Best, Richard (1869–1939), Northern Ireland attorney general, lord justice of appeal, and politician, was born in Richhill, Co. Armagh, youngest son of Robert Best, weaver of Richhill, and his wife Anne (née Lemon or Leamon). Educated in Dundalk, he went on to pursue a glittering academic career in TCD, which he entered in 1888 on an exhibition scholarship, winning first-class honours in virtually every examination, as well as claiming numerous academic prizes. He graduated from his BA examination with a senior moderatorship and gold medal in mathematics and in ethics and logic. In 1895 he took an MA and was called to the bar.
He began his distinguished legal career practising in Dublin and on the north-eastern circuit, where he featured in many important cases at the Belfast and Armagh assizes. He became a KC (1912), and in 1918 a bencher of the King's Inns, Dublin. In 1926 he was made a bencher of the Inn of Court of Northern Ireland and in 1934 an honorary bencher of Lincoln's Inn, London. Appointed in 1921 as the first attorney general of Northern Ireland, he introduced special legislation to combat the threat posed by the IRA. His most notable case saw him appear, with Sir Douglas Hogg, before the judicial committee of the privy council and successfully establish the claim that the British government could not, as the law stood, impose on Northern Ireland the boundary commission created by the Anglo–Irish treaty. This resulted in a special act at Westminster legalising the appointment of a NI representative on the commission. Having been placed on the Irish list of privy councillors (1922), he was appointed (1925) a lord justice of appeal at the supreme court of Northern Ireland.
A staunch unionist, in 1909 he unsuccessfully contested the general election in Armagh South. In the first election to the NI house of commons (1921) he topped the poll in Armagh and was returned again in 1925, carrying a reputation as a forceful and eloquent speaker. He was later appointed a JP and a deputy lieutenant for Co. Armagh.
A prominent and highly active member of the Church of Ireland, he was a member of the general synod, of the diocesan synod of Armagh, and of the diocesan synod of Down and Connor and Dromore. He acted as assessor to the lord primate at the general synod and was chancellor of the dioceses of Armagh and Clogher. Vice-president of the Church of Ireland young men's society, he was also life-governor of the Masonic Boys' School in Dublin and joint trustee of its funds.
Although Best was a president of the Northern Cricket Union and the Irish Cricket Union, his primary sporting love was boxing. Recognised as a knowledgeable commentator and a fine judge, he was vice-president of the Northern Ireland Area Council of the British Board of Boxing Control. As well as attending most of the amateur and professional boxing contests staged in Ulster, he had a particular passion for heavyweight boxing and presented a cup for competition among amateur novice heavyweights.
He married (1904) a daughter of Col. Bevington of Sevenoaks, Kent, England; they had one son, Richard, who was also a barrister.
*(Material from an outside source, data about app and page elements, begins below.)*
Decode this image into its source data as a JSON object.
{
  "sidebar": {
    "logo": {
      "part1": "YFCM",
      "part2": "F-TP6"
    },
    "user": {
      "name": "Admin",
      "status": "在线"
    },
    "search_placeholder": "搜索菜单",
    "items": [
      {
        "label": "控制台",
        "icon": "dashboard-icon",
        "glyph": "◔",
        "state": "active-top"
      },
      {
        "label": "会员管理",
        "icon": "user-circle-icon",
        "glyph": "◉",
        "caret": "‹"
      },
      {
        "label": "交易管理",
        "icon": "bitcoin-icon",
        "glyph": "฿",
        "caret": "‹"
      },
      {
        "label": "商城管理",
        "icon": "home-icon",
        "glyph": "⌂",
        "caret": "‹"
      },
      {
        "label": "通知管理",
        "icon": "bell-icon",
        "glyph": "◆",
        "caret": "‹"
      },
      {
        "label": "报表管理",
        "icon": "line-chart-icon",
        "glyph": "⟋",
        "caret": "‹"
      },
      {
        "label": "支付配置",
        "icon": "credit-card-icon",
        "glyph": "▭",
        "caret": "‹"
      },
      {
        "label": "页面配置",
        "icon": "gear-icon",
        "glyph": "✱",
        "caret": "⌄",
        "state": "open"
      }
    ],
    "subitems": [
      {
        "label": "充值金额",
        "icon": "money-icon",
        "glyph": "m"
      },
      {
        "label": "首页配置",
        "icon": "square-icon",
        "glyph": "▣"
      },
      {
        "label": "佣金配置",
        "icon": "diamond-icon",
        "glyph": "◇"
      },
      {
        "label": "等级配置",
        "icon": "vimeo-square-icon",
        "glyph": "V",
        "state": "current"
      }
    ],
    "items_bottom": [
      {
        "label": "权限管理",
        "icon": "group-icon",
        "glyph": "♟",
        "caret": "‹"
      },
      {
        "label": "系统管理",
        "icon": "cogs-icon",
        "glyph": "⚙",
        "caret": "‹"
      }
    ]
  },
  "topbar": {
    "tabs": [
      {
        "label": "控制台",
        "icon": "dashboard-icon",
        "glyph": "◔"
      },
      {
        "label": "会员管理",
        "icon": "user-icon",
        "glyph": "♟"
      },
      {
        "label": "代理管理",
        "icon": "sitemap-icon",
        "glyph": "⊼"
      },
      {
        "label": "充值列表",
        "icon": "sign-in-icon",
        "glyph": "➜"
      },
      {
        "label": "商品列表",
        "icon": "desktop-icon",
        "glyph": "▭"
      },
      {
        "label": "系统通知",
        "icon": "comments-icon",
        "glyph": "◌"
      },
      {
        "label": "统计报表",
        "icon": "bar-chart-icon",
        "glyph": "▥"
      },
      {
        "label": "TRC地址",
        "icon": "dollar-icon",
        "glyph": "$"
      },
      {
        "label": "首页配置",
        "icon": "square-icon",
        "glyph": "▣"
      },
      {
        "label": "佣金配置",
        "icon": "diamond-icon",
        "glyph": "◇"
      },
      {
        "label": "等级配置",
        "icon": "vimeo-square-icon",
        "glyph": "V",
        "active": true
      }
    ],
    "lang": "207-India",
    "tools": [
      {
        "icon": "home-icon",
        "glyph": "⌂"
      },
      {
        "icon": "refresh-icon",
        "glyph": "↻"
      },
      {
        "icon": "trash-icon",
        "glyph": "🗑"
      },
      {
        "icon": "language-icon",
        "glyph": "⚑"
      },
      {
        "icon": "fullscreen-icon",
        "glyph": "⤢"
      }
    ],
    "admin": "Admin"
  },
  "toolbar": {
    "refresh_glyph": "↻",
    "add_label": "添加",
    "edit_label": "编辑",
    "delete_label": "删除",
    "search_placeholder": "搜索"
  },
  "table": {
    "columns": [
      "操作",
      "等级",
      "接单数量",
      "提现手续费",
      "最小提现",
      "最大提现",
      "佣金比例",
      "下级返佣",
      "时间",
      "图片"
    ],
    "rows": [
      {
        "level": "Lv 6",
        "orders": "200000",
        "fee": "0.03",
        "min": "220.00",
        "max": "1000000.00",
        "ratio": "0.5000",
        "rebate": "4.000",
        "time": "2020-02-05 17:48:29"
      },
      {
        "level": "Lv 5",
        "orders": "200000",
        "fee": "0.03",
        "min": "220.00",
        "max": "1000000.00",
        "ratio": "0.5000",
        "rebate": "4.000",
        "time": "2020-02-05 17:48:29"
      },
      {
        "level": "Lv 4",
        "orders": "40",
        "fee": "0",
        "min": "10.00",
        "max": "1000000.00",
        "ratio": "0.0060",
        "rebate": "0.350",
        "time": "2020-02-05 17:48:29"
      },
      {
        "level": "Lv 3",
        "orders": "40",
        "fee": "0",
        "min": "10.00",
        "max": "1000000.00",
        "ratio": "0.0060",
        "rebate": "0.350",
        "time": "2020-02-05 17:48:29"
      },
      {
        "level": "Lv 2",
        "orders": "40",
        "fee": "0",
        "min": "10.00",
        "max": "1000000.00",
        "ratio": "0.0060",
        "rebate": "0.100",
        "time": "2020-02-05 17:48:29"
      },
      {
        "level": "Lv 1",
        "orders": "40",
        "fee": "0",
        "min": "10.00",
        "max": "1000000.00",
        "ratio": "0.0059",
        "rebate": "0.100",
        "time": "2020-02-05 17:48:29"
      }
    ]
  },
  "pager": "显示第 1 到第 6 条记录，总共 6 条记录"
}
He died 23 February 1939 after a short illness at his home, ‘St Columba’, King's Rd, Knock, Belfast, and was buried at Rich Hill, Co. Armagh.